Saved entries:
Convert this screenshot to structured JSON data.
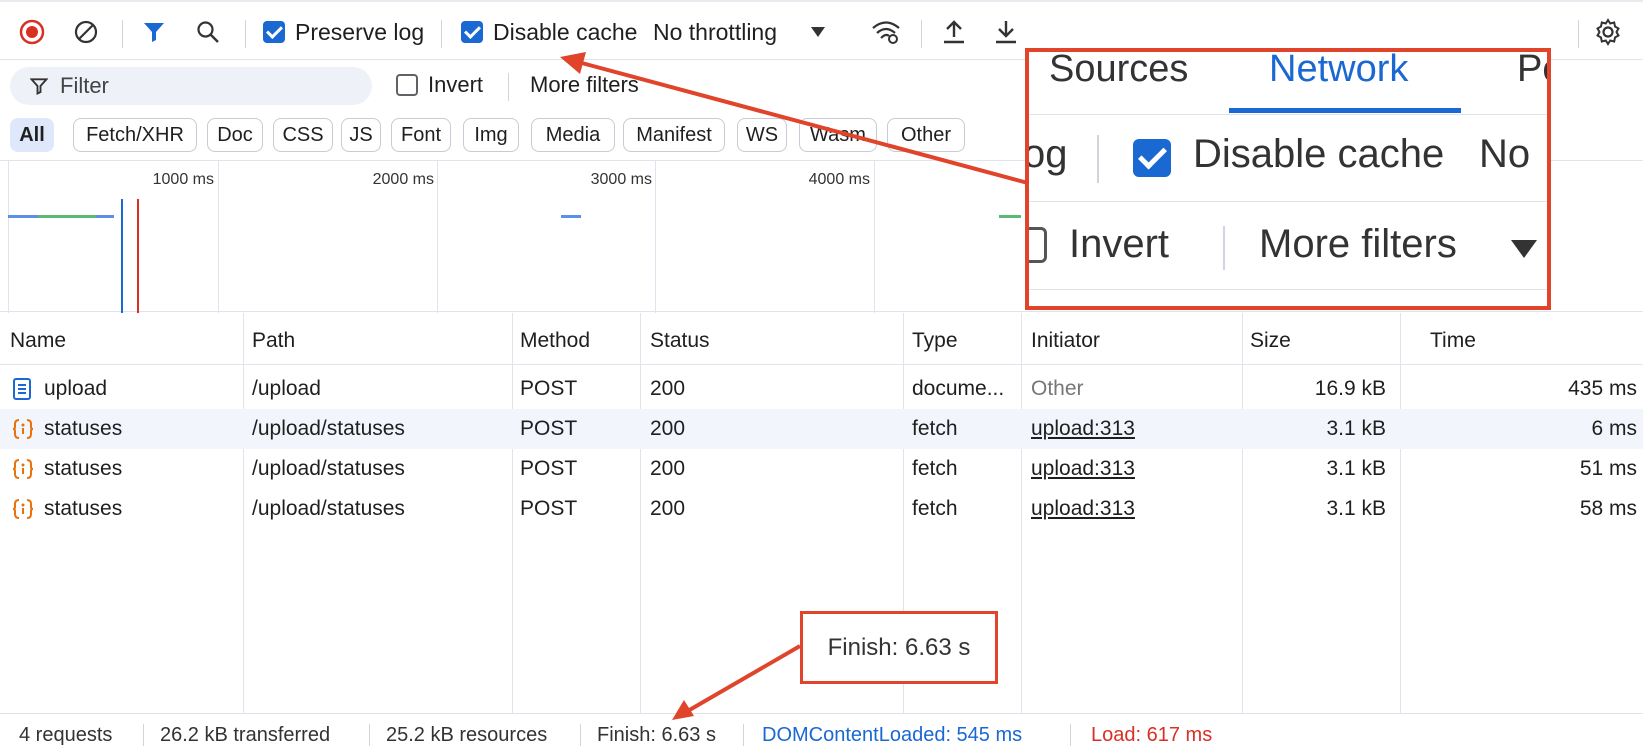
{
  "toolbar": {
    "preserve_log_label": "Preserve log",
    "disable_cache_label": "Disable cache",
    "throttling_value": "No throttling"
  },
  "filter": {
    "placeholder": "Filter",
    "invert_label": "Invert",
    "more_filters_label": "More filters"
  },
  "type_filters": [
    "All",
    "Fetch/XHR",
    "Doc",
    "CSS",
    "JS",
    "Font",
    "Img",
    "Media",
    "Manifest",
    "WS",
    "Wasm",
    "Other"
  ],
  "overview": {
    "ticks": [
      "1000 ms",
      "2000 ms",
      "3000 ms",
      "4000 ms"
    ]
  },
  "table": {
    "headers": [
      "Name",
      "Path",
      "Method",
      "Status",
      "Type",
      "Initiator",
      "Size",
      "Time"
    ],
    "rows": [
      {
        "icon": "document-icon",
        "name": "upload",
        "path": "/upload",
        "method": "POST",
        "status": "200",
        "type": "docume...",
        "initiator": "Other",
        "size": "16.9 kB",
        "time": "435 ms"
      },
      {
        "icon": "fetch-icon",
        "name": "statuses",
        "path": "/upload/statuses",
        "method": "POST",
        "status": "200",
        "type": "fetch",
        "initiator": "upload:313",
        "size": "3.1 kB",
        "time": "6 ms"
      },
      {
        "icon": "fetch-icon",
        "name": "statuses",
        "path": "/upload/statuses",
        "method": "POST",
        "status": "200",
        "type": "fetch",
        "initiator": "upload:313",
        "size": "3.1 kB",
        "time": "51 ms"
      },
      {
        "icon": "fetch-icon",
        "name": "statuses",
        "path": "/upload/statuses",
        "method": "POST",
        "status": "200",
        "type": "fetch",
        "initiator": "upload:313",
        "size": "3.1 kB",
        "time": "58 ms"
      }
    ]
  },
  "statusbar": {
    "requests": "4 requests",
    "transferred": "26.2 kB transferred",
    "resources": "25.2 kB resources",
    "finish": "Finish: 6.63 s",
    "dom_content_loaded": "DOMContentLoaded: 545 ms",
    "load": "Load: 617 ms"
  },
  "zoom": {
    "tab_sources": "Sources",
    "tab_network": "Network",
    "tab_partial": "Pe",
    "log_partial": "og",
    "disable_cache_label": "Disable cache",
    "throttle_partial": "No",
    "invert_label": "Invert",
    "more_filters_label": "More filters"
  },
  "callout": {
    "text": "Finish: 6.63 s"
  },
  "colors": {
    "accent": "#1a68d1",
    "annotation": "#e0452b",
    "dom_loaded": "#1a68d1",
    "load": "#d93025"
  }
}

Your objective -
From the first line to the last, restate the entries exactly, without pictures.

Your response -
Convert this screenshot to structured JSON data.
{
  "toolbar": {
    "preserve_log_label": "Preserve log",
    "disable_cache_label": "Disable cache",
    "throttling_value": "No throttling"
  },
  "filter": {
    "placeholder": "Filter",
    "invert_label": "Invert",
    "more_filters_label": "More filters"
  },
  "type_filters": [
    "All",
    "Fetch/XHR",
    "Doc",
    "CSS",
    "JS",
    "Font",
    "Img",
    "Media",
    "Manifest",
    "WS",
    "Wasm",
    "Other"
  ],
  "overview": {
    "ticks": [
      "1000 ms",
      "2000 ms",
      "3000 ms",
      "4000 ms"
    ]
  },
  "table": {
    "headers": [
      "Name",
      "Path",
      "Method",
      "Status",
      "Type",
      "Initiator",
      "Size",
      "Time"
    ],
    "rows": [
      {
        "icon": "document-icon",
        "name": "upload",
        "path": "/upload",
        "method": "POST",
        "status": "200",
        "type": "docume...",
        "initiator": "Other",
        "size": "16.9 kB",
        "time": "435 ms"
      },
      {
        "icon": "fetch-icon",
        "name": "statuses",
        "path": "/upload/statuses",
        "method": "POST",
        "status": "200",
        "type": "fetch",
        "initiator": "upload:313",
        "size": "3.1 kB",
        "time": "6 ms"
      },
      {
        "icon": "fetch-icon",
        "name": "statuses",
        "path": "/upload/statuses",
        "method": "POST",
        "status": "200",
        "type": "fetch",
        "initiator": "upload:313",
        "size": "3.1 kB",
        "time": "51 ms"
      },
      {
        "icon": "fetch-icon",
        "name": "statuses",
        "path": "/upload/statuses",
        "method": "POST",
        "status": "200",
        "type": "fetch",
        "initiator": "upload:313",
        "size": "3.1 kB",
        "time": "58 ms"
      }
    ]
  },
  "statusbar": {
    "requests": "4 requests",
    "transferred": "26.2 kB transferred",
    "resources": "25.2 kB resources",
    "finish": "Finish: 6.63 s",
    "dom_content_loaded": "DOMContentLoaded: 545 ms",
    "load": "Load: 617 ms"
  },
  "zoom": {
    "tab_sources": "Sources",
    "tab_network": "Network",
    "tab_partial": "Pe",
    "log_partial": "og",
    "disable_cache_label": "Disable cache",
    "throttle_partial": "No",
    "invert_label": "Invert",
    "more_filters_label": "More filters"
  },
  "callout": {
    "text": "Finish: 6.63 s"
  },
  "colors": {
    "accent": "#1a68d1",
    "annotation": "#e0452b",
    "dom_loaded": "#1a68d1",
    "load": "#d93025"
  }
}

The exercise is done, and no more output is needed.